About a month ago I was asked by a friend if it was possible to create an interactive model for Covid-19. He was having the same issue with publicity around “flattening the curve” as me.
There were plenty of images like the above coming from the CDC, Johns Hokins and other institutions quickly running through media outlets. More than one world leader now has their picture taken holding printouts of the same or similar image.
While on the face its obvious what “flattening the curve” meant, the images themselves didn’t mean a whole lot. It gave us the why (why should we take this seriously) but not the when(s) and how many(s). How many beds do we have? How many people will get sick? When will the curve pass capacity? How long do we have to react?
Before looking further, let me stress: while I do have a background in Demography and statistics (with some limited epidemiology and public health experience) I am not an expert. To read more on what the experts are learning about Covid-19 I’d suggest visiting some of the usual suspects:
Now on to my project. Last week I finished putting together a shiny app that could give some figures to the when(s) and how many(s) while allowing for different scenarios to be tested. The image below is a capture of the app’s landing page, which you can click on to open the full app in a new tab.
So what is this app? What you can see is the side panel to the left which allows user inputs. The slider allows for changes to the assumed rates associated with Covid-19, defaulting to approximate values observed in other countries with the more mature outbreaks. The numeric fields allow for changes to the at risk population. These are defaulted to the approximate values for the Country of New Zealand. As these inputs are changed, the charts to the right will display the changes to the curve.
What are the Charts?
- Single Day Events- the curve shows how many people will be entering the hospital, entering the ICU, or dying on a given day. For quick reference the peak curve figures are also given at the top of the chart.
- Cumulative Deaths- Over the span of time, the total number of people who pass from the infection.
- Two “Average Length of Stay Scenarios”- There is one chart for Hospitalizations and a second for ICUs. Both charts show what would happen if the average length of stay was 2, 5, or 10 days. The curves represent how many people would be in the institutions on a given day. There are also a horizontal dashed lines that represents the estimated capacities entered in the side panel.

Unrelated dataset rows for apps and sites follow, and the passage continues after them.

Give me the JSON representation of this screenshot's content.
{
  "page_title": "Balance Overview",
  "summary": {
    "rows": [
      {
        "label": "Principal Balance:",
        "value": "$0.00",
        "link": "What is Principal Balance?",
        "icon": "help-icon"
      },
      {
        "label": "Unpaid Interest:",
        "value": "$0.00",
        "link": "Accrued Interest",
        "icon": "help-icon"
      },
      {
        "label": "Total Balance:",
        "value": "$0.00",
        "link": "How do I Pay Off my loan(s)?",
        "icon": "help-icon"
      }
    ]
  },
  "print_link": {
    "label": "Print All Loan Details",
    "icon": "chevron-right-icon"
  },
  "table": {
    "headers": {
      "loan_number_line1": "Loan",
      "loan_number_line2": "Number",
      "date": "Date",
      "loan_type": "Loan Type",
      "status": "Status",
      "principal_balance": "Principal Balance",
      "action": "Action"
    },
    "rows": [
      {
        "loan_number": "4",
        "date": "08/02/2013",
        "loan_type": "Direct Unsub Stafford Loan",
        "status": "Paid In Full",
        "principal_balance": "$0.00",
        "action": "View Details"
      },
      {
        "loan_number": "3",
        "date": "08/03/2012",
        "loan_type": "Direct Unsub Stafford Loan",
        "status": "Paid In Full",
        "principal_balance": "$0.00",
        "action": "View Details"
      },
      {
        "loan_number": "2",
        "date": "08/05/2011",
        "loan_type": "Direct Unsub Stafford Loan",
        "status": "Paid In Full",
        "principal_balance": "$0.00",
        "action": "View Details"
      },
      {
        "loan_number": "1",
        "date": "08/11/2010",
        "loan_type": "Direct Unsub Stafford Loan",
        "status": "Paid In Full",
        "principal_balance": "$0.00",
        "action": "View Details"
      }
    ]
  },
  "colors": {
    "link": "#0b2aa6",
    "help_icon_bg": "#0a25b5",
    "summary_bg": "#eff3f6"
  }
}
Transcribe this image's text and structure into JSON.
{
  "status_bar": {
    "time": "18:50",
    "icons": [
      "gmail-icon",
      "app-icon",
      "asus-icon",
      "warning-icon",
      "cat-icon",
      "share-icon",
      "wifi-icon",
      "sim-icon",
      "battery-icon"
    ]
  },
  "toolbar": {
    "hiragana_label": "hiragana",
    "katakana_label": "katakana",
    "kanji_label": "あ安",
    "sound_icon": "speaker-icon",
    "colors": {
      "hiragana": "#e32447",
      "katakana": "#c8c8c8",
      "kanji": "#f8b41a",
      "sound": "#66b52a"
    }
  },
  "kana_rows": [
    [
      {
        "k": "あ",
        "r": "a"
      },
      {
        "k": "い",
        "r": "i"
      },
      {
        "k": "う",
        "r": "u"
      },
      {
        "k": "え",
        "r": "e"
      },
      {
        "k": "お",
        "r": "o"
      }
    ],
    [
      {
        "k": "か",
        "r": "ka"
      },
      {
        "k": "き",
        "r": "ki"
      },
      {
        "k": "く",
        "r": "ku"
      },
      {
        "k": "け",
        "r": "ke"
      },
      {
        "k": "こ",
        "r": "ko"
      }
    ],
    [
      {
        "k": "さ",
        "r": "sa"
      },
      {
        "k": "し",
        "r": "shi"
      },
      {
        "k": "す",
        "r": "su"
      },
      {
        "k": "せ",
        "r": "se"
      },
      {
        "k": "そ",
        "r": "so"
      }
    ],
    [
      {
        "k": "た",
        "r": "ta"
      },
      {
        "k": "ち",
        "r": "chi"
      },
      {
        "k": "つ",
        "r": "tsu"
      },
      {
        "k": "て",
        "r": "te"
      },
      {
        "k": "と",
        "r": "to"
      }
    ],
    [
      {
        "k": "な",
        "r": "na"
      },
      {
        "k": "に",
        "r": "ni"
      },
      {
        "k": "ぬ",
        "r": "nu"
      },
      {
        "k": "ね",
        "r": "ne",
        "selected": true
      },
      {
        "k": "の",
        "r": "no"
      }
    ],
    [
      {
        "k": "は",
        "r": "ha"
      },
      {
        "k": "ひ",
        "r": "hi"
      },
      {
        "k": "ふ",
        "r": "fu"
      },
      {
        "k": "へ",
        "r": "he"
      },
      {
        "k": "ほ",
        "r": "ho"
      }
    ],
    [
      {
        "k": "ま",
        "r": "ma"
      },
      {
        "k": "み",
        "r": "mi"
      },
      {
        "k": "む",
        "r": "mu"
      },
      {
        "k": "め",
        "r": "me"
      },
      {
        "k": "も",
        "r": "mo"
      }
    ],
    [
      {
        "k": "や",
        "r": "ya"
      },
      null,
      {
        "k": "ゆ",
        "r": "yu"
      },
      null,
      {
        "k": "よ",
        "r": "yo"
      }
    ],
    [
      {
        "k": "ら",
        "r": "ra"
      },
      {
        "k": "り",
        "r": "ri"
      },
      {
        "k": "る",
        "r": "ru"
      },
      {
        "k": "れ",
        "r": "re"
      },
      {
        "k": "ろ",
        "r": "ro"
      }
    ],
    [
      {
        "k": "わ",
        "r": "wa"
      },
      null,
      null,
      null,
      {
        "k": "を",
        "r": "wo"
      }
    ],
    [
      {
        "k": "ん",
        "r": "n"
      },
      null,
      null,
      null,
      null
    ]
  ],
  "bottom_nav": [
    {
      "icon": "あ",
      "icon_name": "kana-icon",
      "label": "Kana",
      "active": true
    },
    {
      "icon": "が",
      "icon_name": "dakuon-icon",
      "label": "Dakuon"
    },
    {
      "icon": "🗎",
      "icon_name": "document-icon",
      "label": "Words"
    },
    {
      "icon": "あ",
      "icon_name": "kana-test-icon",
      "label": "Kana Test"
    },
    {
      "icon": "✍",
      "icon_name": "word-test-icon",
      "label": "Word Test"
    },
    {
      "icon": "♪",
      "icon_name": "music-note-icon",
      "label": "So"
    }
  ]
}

- People Transitioning Between States- the number of people each day that transition from Susceptible (not infected) to Exposed (infected, not contagious); Exposed to Infected (showing symptoms and contagious); and Infected to Recovered (no longer ill or contagious).
- Total Population Count by Day- the Total population for a given category. Two of these are mutually exclusive, Susceptible and Recovered. It is assumed once recovered you cannot be reinfected (meaning you can never be considered Susceptible again) That is why the trade off of these two populations can be seen in the chart. The other two categories are transitional states, Exposed and Infected. These two curves show the total number of people on a given day in one of those two states.
How should I use the App? In short, however you’d like. My only hope is that between the information in this post and in the app, that the app can be informative and used responsibly. While it may be tempting to max out the rates for curiosity, please don’t snip such charts and release them into the wild without context.
Do check back in on this blog and the app, as I will likely be adding/updating content in the coming weeks.
Until then, stay well.